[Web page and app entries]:
┏━━
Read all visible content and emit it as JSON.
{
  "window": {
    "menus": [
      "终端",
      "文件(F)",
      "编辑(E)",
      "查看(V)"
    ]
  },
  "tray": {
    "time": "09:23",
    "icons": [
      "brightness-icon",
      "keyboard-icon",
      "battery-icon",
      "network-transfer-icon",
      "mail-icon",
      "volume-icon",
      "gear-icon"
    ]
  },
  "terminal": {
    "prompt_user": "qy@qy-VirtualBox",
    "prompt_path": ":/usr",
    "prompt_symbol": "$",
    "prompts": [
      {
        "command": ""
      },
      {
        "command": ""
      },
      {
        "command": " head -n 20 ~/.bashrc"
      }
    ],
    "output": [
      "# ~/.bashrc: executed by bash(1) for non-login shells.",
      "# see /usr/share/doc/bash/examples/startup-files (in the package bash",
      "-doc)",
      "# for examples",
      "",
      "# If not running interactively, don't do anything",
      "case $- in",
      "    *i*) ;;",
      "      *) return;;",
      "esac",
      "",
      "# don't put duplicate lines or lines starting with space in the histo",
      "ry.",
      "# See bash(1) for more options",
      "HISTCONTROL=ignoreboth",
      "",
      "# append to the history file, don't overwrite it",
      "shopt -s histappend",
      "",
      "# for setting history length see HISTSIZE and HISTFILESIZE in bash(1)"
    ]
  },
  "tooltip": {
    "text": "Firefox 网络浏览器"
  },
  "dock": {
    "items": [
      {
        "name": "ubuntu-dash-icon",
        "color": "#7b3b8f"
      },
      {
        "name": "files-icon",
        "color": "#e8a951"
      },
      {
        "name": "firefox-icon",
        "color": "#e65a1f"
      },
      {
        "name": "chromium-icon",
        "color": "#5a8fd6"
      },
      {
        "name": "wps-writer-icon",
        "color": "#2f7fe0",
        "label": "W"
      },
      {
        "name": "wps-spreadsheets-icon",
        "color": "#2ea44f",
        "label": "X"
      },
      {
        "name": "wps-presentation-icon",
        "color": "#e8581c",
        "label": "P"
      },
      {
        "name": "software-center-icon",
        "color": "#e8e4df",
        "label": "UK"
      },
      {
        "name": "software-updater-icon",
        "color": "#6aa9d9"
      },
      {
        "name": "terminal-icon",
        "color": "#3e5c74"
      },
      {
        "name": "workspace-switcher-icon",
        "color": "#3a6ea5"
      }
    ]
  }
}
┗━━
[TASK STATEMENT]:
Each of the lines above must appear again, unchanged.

[FINAL ANSWER]:
Read all visible content and emit it as JSON.
{
  "window": {
    "menus": [
      "终端",
      "文件(F)",
      "编辑(E)",
      "查看(V)"
    ]
  },
  "tray": {
    "time": "09:23",
    "icons": [
      "brightness-icon",
      "keyboard-icon",
      "battery-icon",
      "network-transfer-icon",
      "mail-icon",
      "volume-icon",
      "gear-icon"
    ]
  },
  "terminal": {
    "prompt_user": "qy@qy-VirtualBox",
    "prompt_path": ":/usr",
    "prompt_symbol": "$",
    "prompts": [
      {
        "command": ""
      },
      {
        "command": ""
      },
      {
        "command": " head -n 20 ~/.bashrc"
      }
    ],
    "output": [
      "# ~/.bashrc: executed by bash(1) for non-login shells.",
      "# see /usr/share/doc/bash/examples/startup-files (in the package bash",
      "-doc)",
      "# for examples",
      "",
      "# If not running interactively, don't do anything",
      "case $- in",
      "    *i*) ;;",
      "      *) return;;",
      "esac",
      "",
      "# don't put duplicate lines or lines starting with space in the histo",
      "ry.",
      "# See bash(1) for more options",
      "HISTCONTROL=ignoreboth",
      "",
      "# append to the history file, don't overwrite it",
      "shopt -s histappend",
      "",
      "# for setting history length see HISTSIZE and HISTFILESIZE in bash(1)"
    ]
  },
  "tooltip": {
    "text": "Firefox 网络浏览器"
  },
  "dock": {
    "items": [
      {
        "name": "ubuntu-dash-icon",
        "color": "#7b3b8f"
      },
      {
        "name": "files-icon",
        "color": "#e8a951"
      },
      {
        "name": "firefox-icon",
        "color": "#e65a1f"
      },
      {
        "name": "chromium-icon",
        "color": "#5a8fd6"
      },
      {
        "name": "wps-writer-icon",
        "color": "#2f7fe0",
        "label": "W"
      },
      {
        "name": "wps-spreadsheets-icon",
        "color": "#2ea44f",
        "label": "X"
      },
      {
        "name": "wps-presentation-icon",
        "color": "#e8581c",
        "label": "P"
      },
      {
        "name": "software-center-icon",
        "color": "#e8e4df",
        "label": "UK"
      },
      {
        "name": "software-updater-icon",
        "color": "#6aa9d9"
      },
      {
        "name": "terminal-icon",
        "color": "#3e5c74"
      },
      {
        "name": "workspace-switcher-icon",
        "color": "#3a6ea5"
      }
    ]
  }
}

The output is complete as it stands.